Read more on Vols' research
ERC Grants 2019
Geert van den Bogaart
Geert van den Bogaart (Faculty of Science and Engineering)has been professor of Molecular Immunology and Microbiology at the UG since 2018.
With the Consolidator Grant, Van den Bogaart would like to research why immune responses against pathogens are made selectively in cases of infection, while autoimmune diseases are prevented.
More information about his research
Marleen Kamperman (Faculty of Science and Engineering) has been professor in Polymer Science at the Zernike Institute for Advanced Materials (ZIAM) since 2018.

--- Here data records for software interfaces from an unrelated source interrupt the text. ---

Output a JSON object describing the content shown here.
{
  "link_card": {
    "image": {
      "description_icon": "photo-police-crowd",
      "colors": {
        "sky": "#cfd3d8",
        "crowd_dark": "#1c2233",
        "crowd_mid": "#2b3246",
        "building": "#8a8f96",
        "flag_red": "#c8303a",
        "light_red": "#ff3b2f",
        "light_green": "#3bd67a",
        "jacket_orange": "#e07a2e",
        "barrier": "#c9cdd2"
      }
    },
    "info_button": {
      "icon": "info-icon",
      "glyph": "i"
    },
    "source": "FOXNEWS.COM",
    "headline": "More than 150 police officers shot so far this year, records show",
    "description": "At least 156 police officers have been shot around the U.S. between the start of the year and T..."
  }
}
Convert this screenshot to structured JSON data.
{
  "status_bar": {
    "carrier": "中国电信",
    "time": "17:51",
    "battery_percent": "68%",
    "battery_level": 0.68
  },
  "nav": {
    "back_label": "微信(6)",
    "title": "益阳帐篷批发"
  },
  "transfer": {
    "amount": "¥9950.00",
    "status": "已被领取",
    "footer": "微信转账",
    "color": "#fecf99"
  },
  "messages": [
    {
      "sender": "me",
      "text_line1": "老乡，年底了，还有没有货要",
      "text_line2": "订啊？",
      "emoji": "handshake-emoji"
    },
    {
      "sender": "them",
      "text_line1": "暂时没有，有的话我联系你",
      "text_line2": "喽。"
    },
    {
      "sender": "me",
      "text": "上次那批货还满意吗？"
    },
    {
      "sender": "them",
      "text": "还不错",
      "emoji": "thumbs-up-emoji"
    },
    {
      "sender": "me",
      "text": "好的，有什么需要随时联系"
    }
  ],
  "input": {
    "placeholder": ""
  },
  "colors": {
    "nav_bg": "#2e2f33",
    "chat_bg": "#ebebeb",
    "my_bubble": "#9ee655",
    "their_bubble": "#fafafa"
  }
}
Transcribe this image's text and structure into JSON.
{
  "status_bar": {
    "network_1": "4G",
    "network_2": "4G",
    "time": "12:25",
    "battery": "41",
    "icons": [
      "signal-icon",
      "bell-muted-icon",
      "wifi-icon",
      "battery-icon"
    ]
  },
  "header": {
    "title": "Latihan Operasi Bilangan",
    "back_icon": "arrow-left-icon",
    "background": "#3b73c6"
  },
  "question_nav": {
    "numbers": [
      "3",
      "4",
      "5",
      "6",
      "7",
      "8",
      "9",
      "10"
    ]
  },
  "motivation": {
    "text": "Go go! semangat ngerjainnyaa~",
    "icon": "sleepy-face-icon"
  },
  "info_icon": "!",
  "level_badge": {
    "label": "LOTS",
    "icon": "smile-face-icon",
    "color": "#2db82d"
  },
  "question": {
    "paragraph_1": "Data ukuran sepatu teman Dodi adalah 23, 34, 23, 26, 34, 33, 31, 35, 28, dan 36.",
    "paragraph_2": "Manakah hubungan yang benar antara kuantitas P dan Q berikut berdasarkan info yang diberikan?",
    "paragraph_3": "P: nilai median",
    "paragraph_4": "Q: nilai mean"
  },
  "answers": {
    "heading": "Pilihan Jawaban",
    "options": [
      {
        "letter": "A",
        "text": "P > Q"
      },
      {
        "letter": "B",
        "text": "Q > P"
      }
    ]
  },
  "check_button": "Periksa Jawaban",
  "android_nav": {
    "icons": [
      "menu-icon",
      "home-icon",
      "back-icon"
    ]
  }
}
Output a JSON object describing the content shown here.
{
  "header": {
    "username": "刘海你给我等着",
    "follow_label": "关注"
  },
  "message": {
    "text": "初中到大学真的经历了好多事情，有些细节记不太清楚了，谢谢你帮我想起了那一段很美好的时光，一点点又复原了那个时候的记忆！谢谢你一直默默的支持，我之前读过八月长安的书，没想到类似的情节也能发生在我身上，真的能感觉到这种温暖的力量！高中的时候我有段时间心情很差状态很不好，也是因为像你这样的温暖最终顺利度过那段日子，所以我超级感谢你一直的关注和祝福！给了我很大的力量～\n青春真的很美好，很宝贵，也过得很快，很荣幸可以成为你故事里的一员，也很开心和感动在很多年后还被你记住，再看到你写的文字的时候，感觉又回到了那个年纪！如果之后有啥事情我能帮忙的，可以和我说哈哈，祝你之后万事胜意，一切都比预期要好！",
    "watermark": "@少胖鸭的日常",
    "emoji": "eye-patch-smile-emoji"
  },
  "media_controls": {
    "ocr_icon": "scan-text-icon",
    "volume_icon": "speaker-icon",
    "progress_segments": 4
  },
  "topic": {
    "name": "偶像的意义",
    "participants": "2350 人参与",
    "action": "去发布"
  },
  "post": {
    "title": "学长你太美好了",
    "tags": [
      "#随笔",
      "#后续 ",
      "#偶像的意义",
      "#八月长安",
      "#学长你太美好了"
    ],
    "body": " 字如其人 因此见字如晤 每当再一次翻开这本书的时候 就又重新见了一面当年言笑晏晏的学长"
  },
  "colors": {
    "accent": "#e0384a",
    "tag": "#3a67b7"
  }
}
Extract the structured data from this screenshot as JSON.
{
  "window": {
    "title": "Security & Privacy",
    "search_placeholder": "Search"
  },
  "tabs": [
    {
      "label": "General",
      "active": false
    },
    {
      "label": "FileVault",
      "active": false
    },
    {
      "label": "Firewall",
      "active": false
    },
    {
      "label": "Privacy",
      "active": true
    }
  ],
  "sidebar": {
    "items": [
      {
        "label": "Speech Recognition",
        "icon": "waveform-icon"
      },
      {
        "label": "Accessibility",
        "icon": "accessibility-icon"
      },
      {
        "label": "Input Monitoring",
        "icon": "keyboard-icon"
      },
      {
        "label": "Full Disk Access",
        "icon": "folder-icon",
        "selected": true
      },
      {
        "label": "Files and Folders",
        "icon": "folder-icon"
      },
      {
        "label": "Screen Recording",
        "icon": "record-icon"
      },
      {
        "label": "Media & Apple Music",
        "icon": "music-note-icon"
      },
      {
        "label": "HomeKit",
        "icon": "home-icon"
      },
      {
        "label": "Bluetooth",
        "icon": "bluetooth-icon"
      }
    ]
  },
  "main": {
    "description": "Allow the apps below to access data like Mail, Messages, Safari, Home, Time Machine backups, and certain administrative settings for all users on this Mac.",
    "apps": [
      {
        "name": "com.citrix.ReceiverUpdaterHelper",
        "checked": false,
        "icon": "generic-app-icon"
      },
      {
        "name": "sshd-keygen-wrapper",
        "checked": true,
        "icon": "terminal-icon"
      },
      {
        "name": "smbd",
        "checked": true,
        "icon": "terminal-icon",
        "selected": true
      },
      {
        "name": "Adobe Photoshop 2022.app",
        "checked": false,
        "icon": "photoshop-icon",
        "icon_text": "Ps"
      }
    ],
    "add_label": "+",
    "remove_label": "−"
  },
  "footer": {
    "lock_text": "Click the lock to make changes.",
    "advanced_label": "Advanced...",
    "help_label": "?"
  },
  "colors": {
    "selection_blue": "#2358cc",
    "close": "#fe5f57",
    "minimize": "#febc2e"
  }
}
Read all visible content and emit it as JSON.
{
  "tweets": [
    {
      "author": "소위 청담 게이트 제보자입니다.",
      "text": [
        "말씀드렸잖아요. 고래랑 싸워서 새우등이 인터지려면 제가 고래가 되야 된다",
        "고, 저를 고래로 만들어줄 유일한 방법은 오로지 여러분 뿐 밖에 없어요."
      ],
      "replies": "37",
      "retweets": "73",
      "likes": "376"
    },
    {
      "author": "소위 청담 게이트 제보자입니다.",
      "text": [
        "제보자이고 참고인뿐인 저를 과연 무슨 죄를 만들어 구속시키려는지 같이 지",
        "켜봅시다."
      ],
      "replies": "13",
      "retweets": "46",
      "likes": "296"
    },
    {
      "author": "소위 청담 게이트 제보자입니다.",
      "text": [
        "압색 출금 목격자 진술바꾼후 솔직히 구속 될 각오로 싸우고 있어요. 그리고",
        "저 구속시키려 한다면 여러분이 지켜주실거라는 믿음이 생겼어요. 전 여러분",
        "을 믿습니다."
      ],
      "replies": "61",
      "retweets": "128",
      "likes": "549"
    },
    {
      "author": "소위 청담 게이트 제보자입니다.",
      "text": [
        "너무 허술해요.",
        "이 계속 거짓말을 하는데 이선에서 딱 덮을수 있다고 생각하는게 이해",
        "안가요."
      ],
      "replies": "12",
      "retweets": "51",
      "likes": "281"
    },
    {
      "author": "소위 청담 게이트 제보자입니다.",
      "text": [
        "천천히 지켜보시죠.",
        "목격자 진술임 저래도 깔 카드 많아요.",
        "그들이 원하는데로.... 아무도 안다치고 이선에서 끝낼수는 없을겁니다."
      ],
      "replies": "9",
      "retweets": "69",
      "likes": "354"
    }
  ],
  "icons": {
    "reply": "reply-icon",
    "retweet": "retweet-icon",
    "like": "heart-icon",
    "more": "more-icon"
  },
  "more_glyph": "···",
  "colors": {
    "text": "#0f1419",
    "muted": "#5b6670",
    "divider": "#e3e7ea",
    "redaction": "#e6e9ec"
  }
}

With the Consolidator Grant, Kamperman wants to develop new materials by using environmentally friendly processes, such as those that can be found in nature when looking at spider webs and the threads of the velvet worm. She hopes to simulate these processes in the laboratory.
More information about her research
Cristóbal Bertoglio (Faculty of Science and Engineering) has been awarded an ERC Starting Grant for hi-fi cardiovascular modeling from super-fast MRI. Bertoglio’s research project called CardioZoom, aims to make possible quantitative MRIs of thin cardiovascular structures at very short MRI scan times.
Giulia Fulvia Mancini (Faculty of Science and Engineering) has been awarded a Starting Grant for her project entitled 'Advanced EUV/soft X-ray microscopy in the ultrafast regime: imaging functionality of nanomaterials across length scales' (ULTRAIMAGE). ULTRAIMAGE tackles the need for novel strategies in the characterization of functional nanomaterials, through the study of their fundamental structure-property relationships.
Cyril Moers (Faculty of Medical Sciences (UMCG)) will be conducting research in the coming years into the use of perfusion machines with which donor kidneys can be tested. The insights from the research should lead to nephrologists and surgeons being able to make the right choice more often in the future when it comes to accepting or rejecting donor kidneys.
|Last modified:||27 November 2023 11.24 a.m.|